[Dataset rows for apps and sites]
○ ○ ○ ○

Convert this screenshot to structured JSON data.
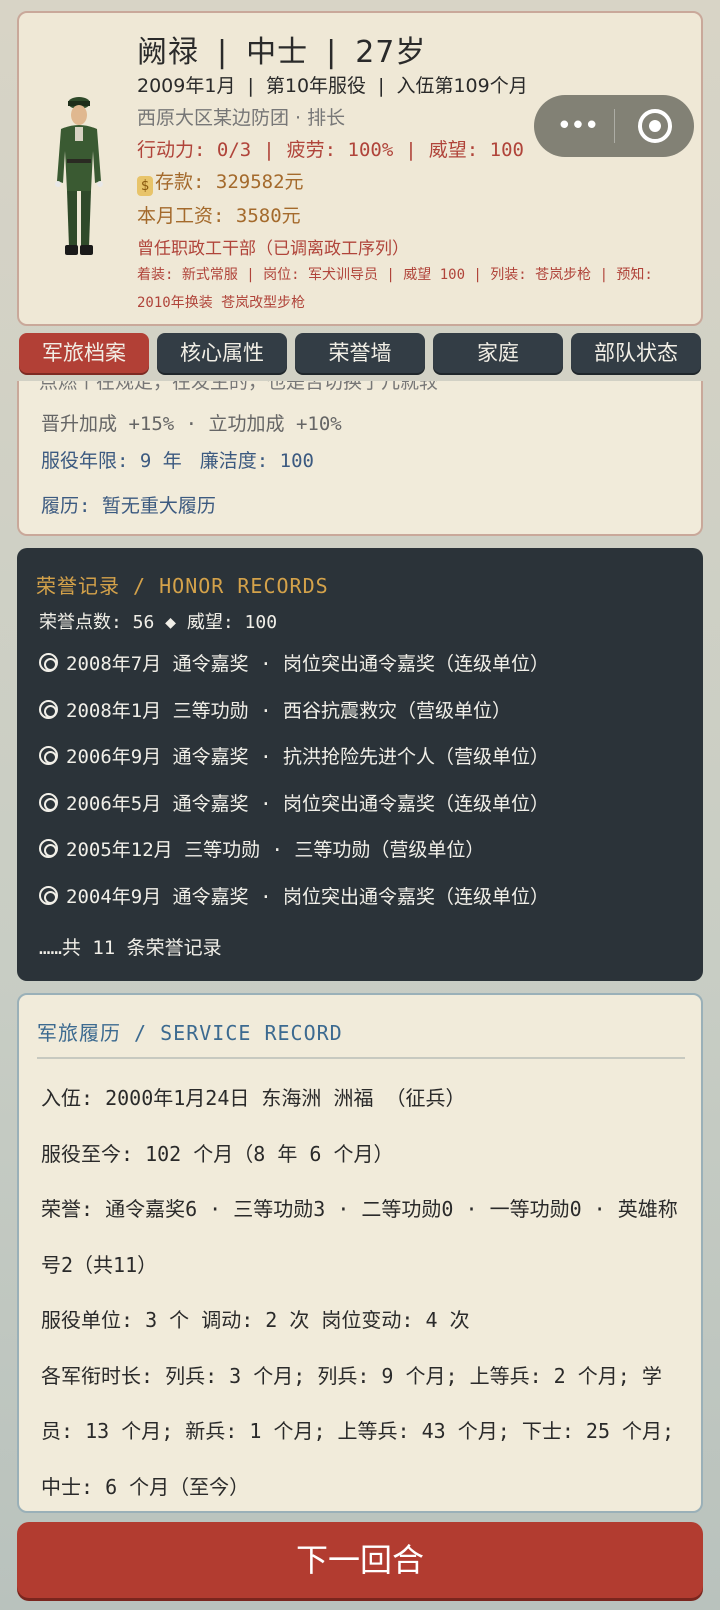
{
  "profile": {
    "name": "阙禄",
    "rank": "中士",
    "age": "27岁",
    "date": "2009年1月",
    "service_year": "第10年服役",
    "enlist_month": "入伍第109个月",
    "unit": "西原大区某边防团 · 排长",
    "action": "行动力: 0/3",
    "fatigue": "疲劳: 100%",
    "prestige": "威望: 100",
    "savings": "存款: 329582元",
    "salary": "本月工资: 3580元",
    "former_post": "曾任职政工干部（已调离政工序列）",
    "equipment": "着装: 新式常服 | 岗位: 军犬训导员 | 威望 100 | 列装: 苍岚步枪 | 预知: 2010年换装 苍岚改型步枪"
  },
  "capsule": {
    "more_icon": "more-dots-icon",
    "close_icon": "target-close-icon"
  },
  "tabs": [
    "军旅档案",
    "核心属性",
    "荣誉墙",
    "家庭",
    "部队状态"
  ],
  "archive": {
    "cut_text": "点燃个在规定，在发生的，也是否切换了几就较",
    "bonus": "晋升加成 +15% · 立功加成 +10%",
    "service_years": "服役年限: 9 年",
    "integrity": "廉洁度: 100",
    "resume": "履历: 暂无重大履历"
  },
  "honor": {
    "title": "荣誉记录 / HONOR RECORDS",
    "summary": "荣誉点数: 56 ◆ 威望: 100",
    "items": [
      "2008年7月 通令嘉奖 · 岗位突出通令嘉奖（连级单位）",
      "2008年1月 三等功勋 · 西谷抗震救灾（营级单位）",
      "2006年9月 通令嘉奖 · 抗洪抢险先进个人（营级单位）",
      "2006年5月 通令嘉奖 · 岗位突出通令嘉奖（连级单位）",
      "2005年12月 三等功勋 · 三等功勋（营级单位）",
      "2004年9月 通令嘉奖 · 岗位突出通令嘉奖（连级单位）"
    ],
    "more": "……共 11 条荣誉记录"
  },
  "service": {
    "title": "军旅履历 / SERVICE RECORD",
    "enlist": "入伍: 2000年1月24日 东海洲 洲福 （征兵）",
    "duration": "服役至今: 102 个月（8 年 6 个月）",
    "honors": "荣誉: 通令嘉奖6 · 三等功勋3 · 二等功勋0 · 一等功勋0 · 英雄称号2（共11）",
    "units": "服役单位: 3 个 调动: 2 次 岗位变动: 4 次",
    "ranks": "各军衔时长: 列兵: 3 个月; 列兵: 9 个月; 上等兵: 2 个月; 学员: 13 个月; 新兵: 1 个月; 上等兵: 43 个月; 下士: 25 个月; 中士: 6 个月（至今）"
  },
  "next_button": "下一回合",
  "colors": {
    "accent_red": "#b23c30",
    "dark_panel": "#2b3339",
    "gold": "#d4a24a",
    "blue_text": "#3c6a90"
  }
}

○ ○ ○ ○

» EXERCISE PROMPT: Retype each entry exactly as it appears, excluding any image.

» RESULT OF THIS EXERCISE:
Convert this screenshot to structured JSON data.
{
  "profile": {
    "name": "阙禄",
    "rank": "中士",
    "age": "27岁",
    "date": "2009年1月",
    "service_year": "第10年服役",
    "enlist_month": "入伍第109个月",
    "unit": "西原大区某边防团 · 排长",
    "action": "行动力: 0/3",
    "fatigue": "疲劳: 100%",
    "prestige": "威望: 100",
    "savings": "存款: 329582元",
    "salary": "本月工资: 3580元",
    "former_post": "曾任职政工干部（已调离政工序列）",
    "equipment": "着装: 新式常服 | 岗位: 军犬训导员 | 威望 100 | 列装: 苍岚步枪 | 预知: 2010年换装 苍岚改型步枪"
  },
  "capsule": {
    "more_icon": "more-dots-icon",
    "close_icon": "target-close-icon"
  },
  "tabs": [
    "军旅档案",
    "核心属性",
    "荣誉墙",
    "家庭",
    "部队状态"
  ],
  "archive": {
    "cut_text": "点燃个在规定，在发生的，也是否切换了几就较",
    "bonus": "晋升加成 +15% · 立功加成 +10%",
    "service_years": "服役年限: 9 年",
    "integrity": "廉洁度: 100",
    "resume": "履历: 暂无重大履历"
  },
  "honor": {
    "title": "荣誉记录 / HONOR RECORDS",
    "summary": "荣誉点数: 56 ◆ 威望: 100",
    "items": [
      "2008年7月 通令嘉奖 · 岗位突出通令嘉奖（连级单位）",
      "2008年1月 三等功勋 · 西谷抗震救灾（营级单位）",
      "2006年9月 通令嘉奖 · 抗洪抢险先进个人（营级单位）",
      "2006年5月 通令嘉奖 · 岗位突出通令嘉奖（连级单位）",
      "2005年12月 三等功勋 · 三等功勋（营级单位）",
      "2004年9月 通令嘉奖 · 岗位突出通令嘉奖（连级单位）"
    ],
    "more": "……共 11 条荣誉记录"
  },
  "service": {
    "title": "军旅履历 / SERVICE RECORD",
    "enlist": "入伍: 2000年1月24日 东海洲 洲福 （征兵）",
    "duration": "服役至今: 102 个月（8 年 6 个月）",
    "honors": "荣誉: 通令嘉奖6 · 三等功勋3 · 二等功勋0 · 一等功勋0 · 英雄称号2（共11）",
    "units": "服役单位: 3 个 调动: 2 次 岗位变动: 4 次",
    "ranks": "各军衔时长: 列兵: 3 个月; 列兵: 9 个月; 上等兵: 2 个月; 学员: 13 个月; 新兵: 1 个月; 上等兵: 43 个月; 下士: 25 个月; 中士: 6 个月（至今）"
  },
  "next_button": "下一回合",
  "colors": {
    "accent_red": "#b23c30",
    "dark_panel": "#2b3339",
    "gold": "#d4a24a",
    "blue_text": "#3c6a90"
  }
}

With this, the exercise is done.